Examine the records and identify each line that includes the string "shortcut". Copy those lines.

========================

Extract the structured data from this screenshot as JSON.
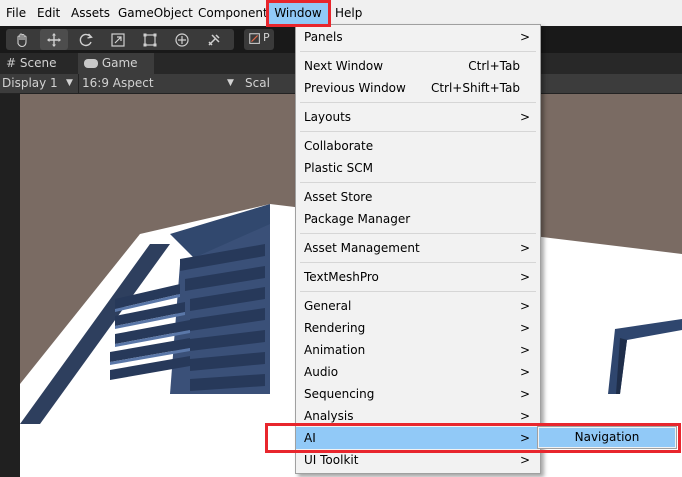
{
  "menubar": {
    "items": [
      "File",
      "Edit",
      "Assets",
      "GameObject",
      "Component",
      "Window",
      "Help"
    ],
    "active": "Window"
  },
  "toolbar": {
    "tools": [
      "hand-tool",
      "move-tool",
      "rotate-tool",
      "scale-tool",
      "rect-tool",
      "transform-tool",
      "custom-tool"
    ],
    "active_tool": "move-tool",
    "pivot_label": "P"
  },
  "tabs": [
    {
      "label": "Scene",
      "icon": "hash-icon"
    },
    {
      "label": "Game",
      "icon": "gamepad-icon"
    }
  ],
  "gamebar": {
    "display": "Display 1",
    "aspect": "16:9 Aspect",
    "scale_label": "Scal"
  },
  "window_menu": {
    "items": [
      {
        "label": "Panels",
        "submenu": true
      },
      {
        "label": "Next Window",
        "shortcut": "Ctrl+Tab"
      },
      {
        "label": "Previous Window",
        "shortcut": "Ctrl+Shift+Tab"
      },
      {
        "label": "Layouts",
        "submenu": true
      },
      {
        "label": "Collaborate"
      },
      {
        "label": "Plastic SCM"
      },
      {
        "label": "Asset Store"
      },
      {
        "label": "Package Manager"
      },
      {
        "label": "Asset Management",
        "submenu": true
      },
      {
        "label": "TextMeshPro",
        "submenu": true
      },
      {
        "label": "General",
        "submenu": true
      },
      {
        "label": "Rendering",
        "submenu": true
      },
      {
        "label": "Animation",
        "submenu": true
      },
      {
        "label": "Audio",
        "submenu": true
      },
      {
        "label": "Sequencing",
        "submenu": true
      },
      {
        "label": "Analysis",
        "submenu": true
      },
      {
        "label": "AI",
        "submenu": true,
        "highlighted": true
      },
      {
        "label": "UI Toolkit",
        "submenu": true
      }
    ],
    "arrow_glyph": ">"
  },
  "ai_submenu": {
    "items": [
      {
        "label": "Navigation",
        "highlighted": true
      }
    ]
  },
  "colors": {
    "highlight": "#91c9f7",
    "annotation_red": "#e8262d",
    "menu_bg": "#f2f2f2"
  }
}
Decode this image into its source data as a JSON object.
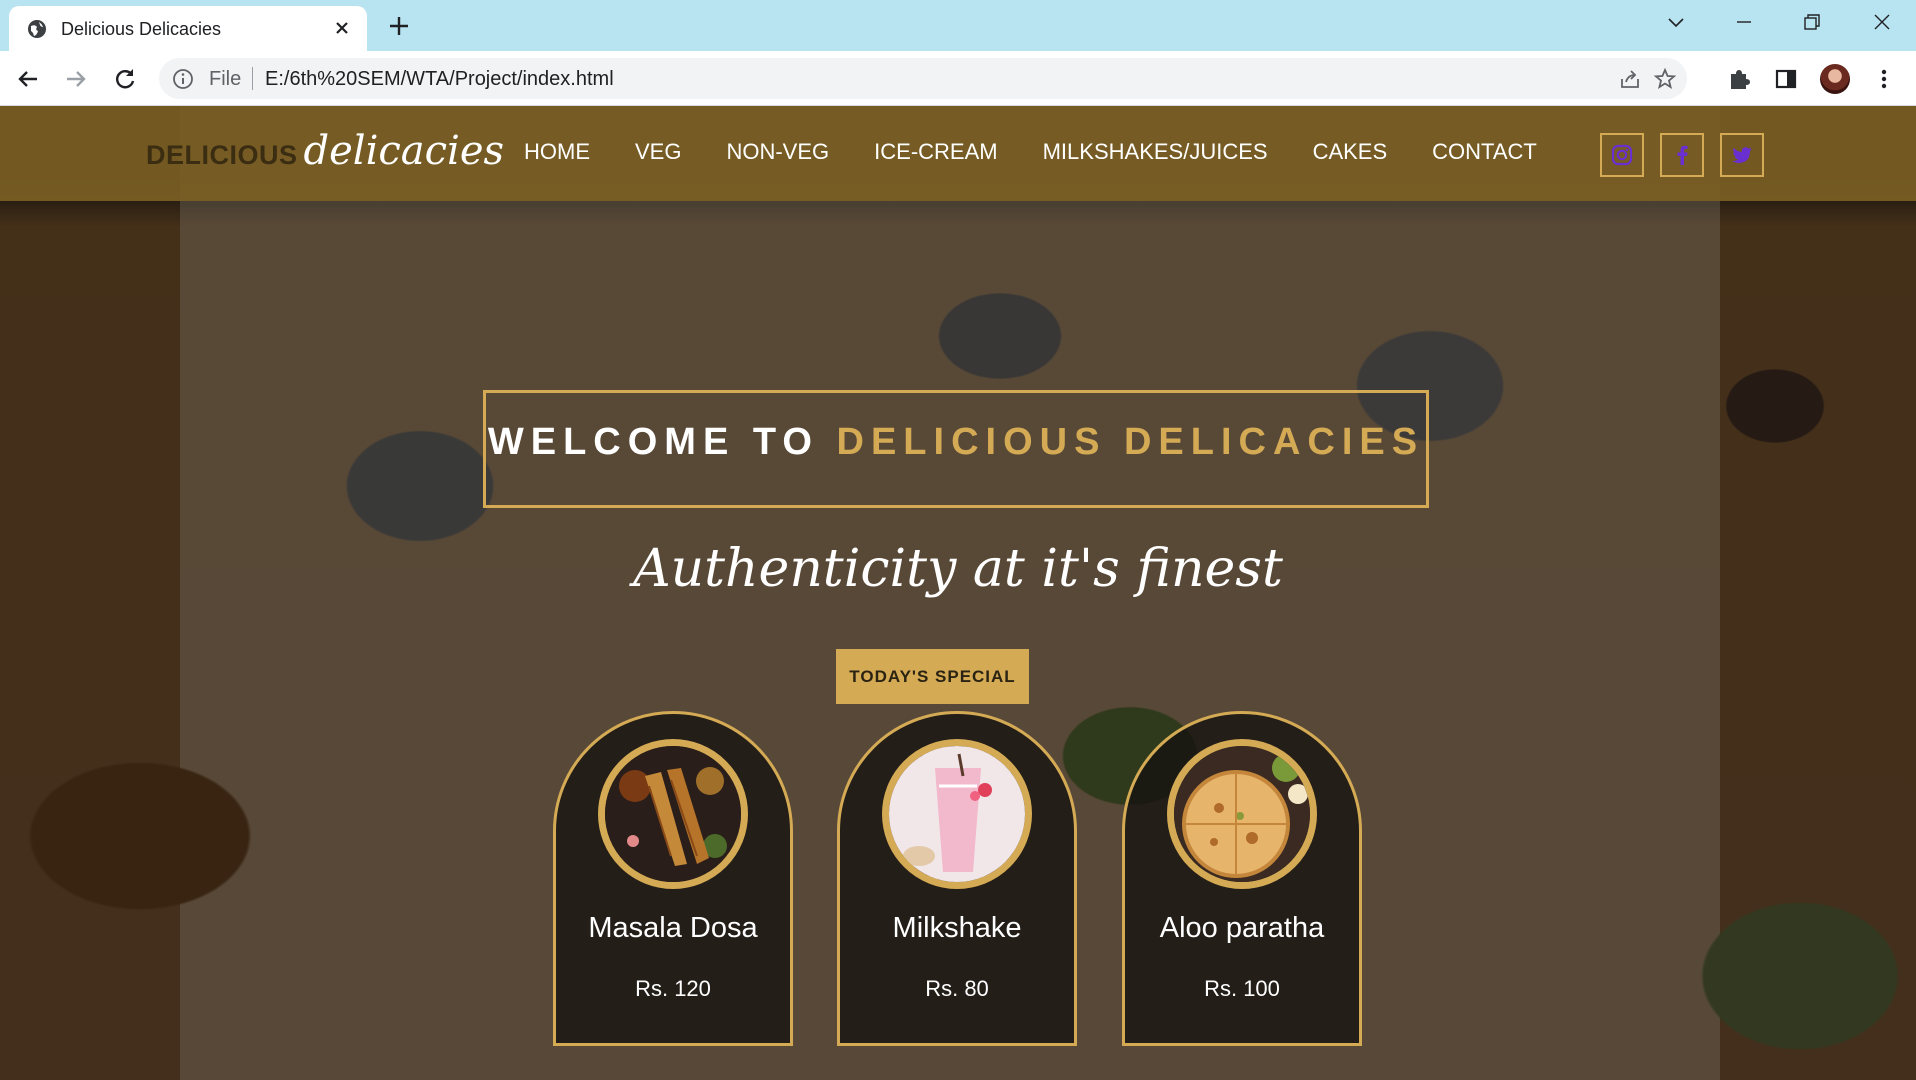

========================

TASK RESULT |
        "shortcut": "Ctrl+Tab"
        "shortcut": "Ctrl+Shift+Tab"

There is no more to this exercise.